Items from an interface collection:
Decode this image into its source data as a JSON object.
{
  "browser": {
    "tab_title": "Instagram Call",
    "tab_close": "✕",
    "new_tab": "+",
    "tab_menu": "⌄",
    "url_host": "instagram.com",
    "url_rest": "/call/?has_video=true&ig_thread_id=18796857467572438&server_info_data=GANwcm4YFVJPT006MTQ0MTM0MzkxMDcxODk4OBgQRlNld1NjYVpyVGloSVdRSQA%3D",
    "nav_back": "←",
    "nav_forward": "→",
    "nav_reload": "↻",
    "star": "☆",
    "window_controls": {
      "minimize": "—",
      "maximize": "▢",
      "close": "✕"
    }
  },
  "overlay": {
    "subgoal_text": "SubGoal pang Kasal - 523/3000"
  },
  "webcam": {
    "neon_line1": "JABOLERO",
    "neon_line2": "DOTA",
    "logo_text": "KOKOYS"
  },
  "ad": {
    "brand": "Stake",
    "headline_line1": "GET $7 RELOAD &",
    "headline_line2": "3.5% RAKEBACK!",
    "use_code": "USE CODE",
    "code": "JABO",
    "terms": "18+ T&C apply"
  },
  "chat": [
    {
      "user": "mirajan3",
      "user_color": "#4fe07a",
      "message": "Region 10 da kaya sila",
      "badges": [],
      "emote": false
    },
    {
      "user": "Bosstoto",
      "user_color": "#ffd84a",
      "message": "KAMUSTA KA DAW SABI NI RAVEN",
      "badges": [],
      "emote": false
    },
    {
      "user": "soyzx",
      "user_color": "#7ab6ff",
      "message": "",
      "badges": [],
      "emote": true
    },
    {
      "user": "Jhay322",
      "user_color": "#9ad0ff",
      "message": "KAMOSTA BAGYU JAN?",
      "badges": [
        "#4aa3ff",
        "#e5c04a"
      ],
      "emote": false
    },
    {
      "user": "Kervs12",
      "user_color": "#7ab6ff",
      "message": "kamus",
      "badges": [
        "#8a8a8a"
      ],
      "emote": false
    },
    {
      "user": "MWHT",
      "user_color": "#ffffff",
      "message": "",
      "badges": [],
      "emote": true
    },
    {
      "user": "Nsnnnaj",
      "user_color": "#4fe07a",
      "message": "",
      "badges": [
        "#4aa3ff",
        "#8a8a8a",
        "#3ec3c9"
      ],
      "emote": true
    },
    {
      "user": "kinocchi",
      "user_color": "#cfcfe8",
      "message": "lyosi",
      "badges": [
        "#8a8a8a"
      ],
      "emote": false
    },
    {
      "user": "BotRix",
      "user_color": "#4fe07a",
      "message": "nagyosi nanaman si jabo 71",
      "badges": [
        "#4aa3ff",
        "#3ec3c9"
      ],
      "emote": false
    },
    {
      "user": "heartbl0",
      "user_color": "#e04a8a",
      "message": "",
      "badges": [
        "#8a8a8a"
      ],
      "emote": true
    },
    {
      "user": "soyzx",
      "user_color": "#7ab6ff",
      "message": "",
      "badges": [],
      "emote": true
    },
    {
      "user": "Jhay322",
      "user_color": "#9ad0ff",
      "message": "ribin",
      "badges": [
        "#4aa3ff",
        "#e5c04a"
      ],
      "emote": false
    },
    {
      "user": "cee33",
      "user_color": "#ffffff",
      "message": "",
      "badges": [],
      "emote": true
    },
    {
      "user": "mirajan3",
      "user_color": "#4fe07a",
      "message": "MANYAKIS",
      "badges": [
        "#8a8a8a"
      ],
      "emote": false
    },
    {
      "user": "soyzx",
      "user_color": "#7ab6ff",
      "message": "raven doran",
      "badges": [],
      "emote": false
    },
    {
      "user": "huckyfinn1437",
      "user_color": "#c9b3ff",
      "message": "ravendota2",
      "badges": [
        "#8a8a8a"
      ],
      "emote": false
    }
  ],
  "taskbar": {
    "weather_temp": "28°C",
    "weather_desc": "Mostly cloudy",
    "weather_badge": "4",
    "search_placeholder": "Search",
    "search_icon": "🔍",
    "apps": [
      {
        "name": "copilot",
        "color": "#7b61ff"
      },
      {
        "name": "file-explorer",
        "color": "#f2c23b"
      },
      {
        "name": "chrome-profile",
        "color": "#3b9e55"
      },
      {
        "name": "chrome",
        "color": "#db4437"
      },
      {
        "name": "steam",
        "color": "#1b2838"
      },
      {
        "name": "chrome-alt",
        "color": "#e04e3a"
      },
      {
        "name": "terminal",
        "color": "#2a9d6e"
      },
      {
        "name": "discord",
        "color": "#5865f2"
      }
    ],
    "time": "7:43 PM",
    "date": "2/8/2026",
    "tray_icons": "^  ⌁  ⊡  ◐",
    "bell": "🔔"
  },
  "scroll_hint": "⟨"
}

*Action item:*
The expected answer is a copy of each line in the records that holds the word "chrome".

*Result of the task:*
        "name": "chrome-profile",
        "name": "chrome",
        "name": "chrome-alt",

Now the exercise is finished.